IE7 does this.Â I think they win big points for human readability there – even though they still have a click-through.Â I don’t know how much the red shield scares users off, maybe it does, but one-click override still turns my stomach a little.Â What I’d like to see from us is an action like that, but which, rather than automatically extending trust, simply shortcuts you to the exception adding dialog.Â The argument will be made that it’s just a longer click-through, I understand that, but my feeling is that it’s long enough, and scary enough, to get more of users’ attention.Â My feeling is also that we might have to eat that possibility anyhow, because if we make it sufficiently annoying for users to browse the web, they really will decide it’s a Firefox problem, since other browsers let them through.Â At that point we not only fail our users on the security front, we also go back to the bad old days of “only works on IE.”
Why Don’t You Just…
I love it when people have alternate suggestions, but some of the frequently recurring ones have pretty big problems.Â I’ll call out a few here to save re-treading (unless I’m getting them wrong, in which case we should totally retread, since they’re often held up as much simpler than this other thing we’re doing).
“Why don’t you just let the connections through quietly, and just remove any indicators of security, like the padlock, yellow address bar, verified identity, etc?”Â Â The argument here being that rather than blocking the load, why not serve the content, but not let users think it’s a secure site?Â Compelling, no?

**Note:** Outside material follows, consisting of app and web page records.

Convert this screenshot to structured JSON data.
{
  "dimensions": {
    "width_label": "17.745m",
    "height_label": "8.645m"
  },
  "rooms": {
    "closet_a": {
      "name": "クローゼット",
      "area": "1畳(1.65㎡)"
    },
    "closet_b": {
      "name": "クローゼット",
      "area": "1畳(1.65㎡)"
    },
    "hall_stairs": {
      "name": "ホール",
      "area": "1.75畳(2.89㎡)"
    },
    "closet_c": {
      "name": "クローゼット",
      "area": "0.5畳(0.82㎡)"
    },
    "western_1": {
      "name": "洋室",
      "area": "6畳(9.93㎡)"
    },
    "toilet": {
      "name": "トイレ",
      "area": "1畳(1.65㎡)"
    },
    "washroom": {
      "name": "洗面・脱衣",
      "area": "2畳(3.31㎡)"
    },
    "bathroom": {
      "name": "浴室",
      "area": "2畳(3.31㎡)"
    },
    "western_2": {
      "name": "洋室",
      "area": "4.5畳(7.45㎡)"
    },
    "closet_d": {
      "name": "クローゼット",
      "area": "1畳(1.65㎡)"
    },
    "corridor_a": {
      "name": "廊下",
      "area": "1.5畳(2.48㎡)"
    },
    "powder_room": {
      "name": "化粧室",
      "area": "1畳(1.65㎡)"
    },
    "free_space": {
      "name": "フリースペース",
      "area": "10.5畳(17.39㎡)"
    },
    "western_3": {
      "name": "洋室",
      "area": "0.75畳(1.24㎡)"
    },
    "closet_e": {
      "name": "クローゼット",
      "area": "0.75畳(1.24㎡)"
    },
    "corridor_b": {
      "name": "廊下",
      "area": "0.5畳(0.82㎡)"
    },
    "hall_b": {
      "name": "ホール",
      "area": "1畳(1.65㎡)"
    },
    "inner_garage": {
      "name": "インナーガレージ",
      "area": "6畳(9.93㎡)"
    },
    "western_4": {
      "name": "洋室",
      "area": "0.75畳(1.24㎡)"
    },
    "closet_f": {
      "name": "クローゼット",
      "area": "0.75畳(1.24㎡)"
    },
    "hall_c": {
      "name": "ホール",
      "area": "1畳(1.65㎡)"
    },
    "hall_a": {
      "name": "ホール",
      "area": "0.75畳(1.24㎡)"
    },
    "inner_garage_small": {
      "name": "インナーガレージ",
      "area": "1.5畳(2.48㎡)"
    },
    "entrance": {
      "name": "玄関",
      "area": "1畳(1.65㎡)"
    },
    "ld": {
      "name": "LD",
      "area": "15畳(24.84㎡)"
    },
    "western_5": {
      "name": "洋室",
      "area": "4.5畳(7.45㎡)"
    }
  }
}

Approaches like this have the really unpleasant side effect of subverting whatever good security practices our users have developed.Â Banks tell their customers to go to the website via a saved bookmark, rather than clicking on links in email or other web pages.Â That’s a good practice.Â Some even tell users to look for the “https” in the URL.Â In the case where you’re being attacked, where the cert presented is a forgery (since only the legit site can present the real one) all of these habits will tell you you’re safe. The URL says https, and you clicked on the same bookmark you always click on to get to your bank.Â This would be a present gift-wrapped for attackers.
“Why don’t you treat self-signed certs, which legitimate sites use when they want encryption but not identity, differently from actual breakages?”
The thing is that self-signed is no more or less trustworthy than, say, a domain-mismatched cert.Â Likewise for the argument about treating a self-signed cert differently from one that is signed, but by an unknown signer.Â I did open bug 398721 about the idea of using “Key Continuity Management” as a way to mitigate the hurt in the self-signed case while still getting the basics right, but in any event that wouldn’t make it in for Firefox 3.
To my friends and family using Firefox, don’t panic, none of this is happening in the currently released browser, you’re not going to see this debate enacting itself on a desktop near you anytime soon.Â We are extremely cautious about changing the experience in released products after shipping.Â This is happening purely among those running the up-to-the-minute versions under active development.
It will get better.Â Bug 398718 (my fingers have already learned how to type that one automatically) will land, and the error pages will be things that make sense, and explain your options.Â Bug 399275 will morph into a general discussion of what kind of path we want to create to add exceptions, or if it doesn’t, I’ll create a new one which does.Â We’re not going to ship a browser you can’t use.Â Even on sites that are doing it wrong, we put the choice in your hands, because it’s your browser.Â And we like you very much.